Cortical activity is organized across multiple spatial and temporal scales. Most research on the dynamics of neuronal spiking is concerned with timescales of 1 ms-1 s, and little is known about spiking dynamics on timescales of tens of seconds and minutes. Here, we used frequency domain analyses to study the structure of individual neurons' spiking activity and its coupling to local population rate and to arousal level across 0.01-100 Hz frequency range. In mouse medial prefrontal cortex, the spiking dynamics of individual neurons could be quantitatively captured by a combination of interspike interval and firing rate power spectrum distributions. The relative strength of coherence with local population often differed across timescales: a neuron strongly coupled to population rate on fast timescales could be weakly coupled on slow timescales, and vice versa. On slow but not fast timescales, a substantial proportion of neurons showed firing anticorrelated with the population. Infraslow firing rate changes were largely determined by arousal rather than by local factors, which could explain the timescale dependence of individual neurons' population coupling strength. These observations demonstrate how neurons simultaneously partake in fast local dynamics, and slow brain-wide dynamics, extending our understanding of infraslow cortical activity beyond the mesoscale resolution of fMRI.

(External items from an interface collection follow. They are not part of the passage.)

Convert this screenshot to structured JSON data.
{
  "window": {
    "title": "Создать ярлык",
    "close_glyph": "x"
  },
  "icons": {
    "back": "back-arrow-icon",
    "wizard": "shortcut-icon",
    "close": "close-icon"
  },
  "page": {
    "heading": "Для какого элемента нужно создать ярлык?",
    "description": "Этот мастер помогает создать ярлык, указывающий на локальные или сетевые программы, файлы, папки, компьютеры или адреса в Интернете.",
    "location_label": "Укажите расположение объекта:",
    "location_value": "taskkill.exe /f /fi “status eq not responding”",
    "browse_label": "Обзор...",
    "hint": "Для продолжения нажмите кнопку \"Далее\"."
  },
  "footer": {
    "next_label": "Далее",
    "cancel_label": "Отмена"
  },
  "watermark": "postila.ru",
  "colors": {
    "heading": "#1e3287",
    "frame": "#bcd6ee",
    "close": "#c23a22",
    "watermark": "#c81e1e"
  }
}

2196 - 2210
neural dynamics, phase coupling, power-law, resting state fMRI, scale-free dynamics